__THE TASK__.
Within these entries, how many lines contain the word "title"? Answer with the number alone.

== DATASET EXCERPTS

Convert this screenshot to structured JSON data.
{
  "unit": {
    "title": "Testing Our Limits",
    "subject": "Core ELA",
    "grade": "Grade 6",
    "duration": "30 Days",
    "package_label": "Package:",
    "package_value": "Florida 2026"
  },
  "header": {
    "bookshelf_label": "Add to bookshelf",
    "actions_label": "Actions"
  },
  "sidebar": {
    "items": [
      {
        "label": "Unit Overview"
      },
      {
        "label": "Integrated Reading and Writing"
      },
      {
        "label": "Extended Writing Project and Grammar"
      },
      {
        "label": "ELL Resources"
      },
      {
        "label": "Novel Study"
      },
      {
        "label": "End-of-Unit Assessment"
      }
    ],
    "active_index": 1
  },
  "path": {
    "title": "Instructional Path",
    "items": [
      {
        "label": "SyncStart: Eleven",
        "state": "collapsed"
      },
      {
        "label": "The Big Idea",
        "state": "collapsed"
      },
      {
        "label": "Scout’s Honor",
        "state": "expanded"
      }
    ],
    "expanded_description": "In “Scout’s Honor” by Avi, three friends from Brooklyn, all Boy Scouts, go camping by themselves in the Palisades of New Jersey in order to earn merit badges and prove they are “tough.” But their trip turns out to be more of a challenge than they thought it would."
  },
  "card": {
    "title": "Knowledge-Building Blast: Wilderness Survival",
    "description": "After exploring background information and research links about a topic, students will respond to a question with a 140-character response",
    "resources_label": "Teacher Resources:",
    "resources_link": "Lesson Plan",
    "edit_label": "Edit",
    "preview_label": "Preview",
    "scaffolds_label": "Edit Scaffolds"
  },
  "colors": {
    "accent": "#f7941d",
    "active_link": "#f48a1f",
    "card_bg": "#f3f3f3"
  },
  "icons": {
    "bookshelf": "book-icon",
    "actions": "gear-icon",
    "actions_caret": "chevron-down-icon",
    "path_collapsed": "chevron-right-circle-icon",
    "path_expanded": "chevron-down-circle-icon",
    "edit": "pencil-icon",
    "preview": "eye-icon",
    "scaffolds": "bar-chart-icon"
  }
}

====

__WRITTEN ANSWER__.
3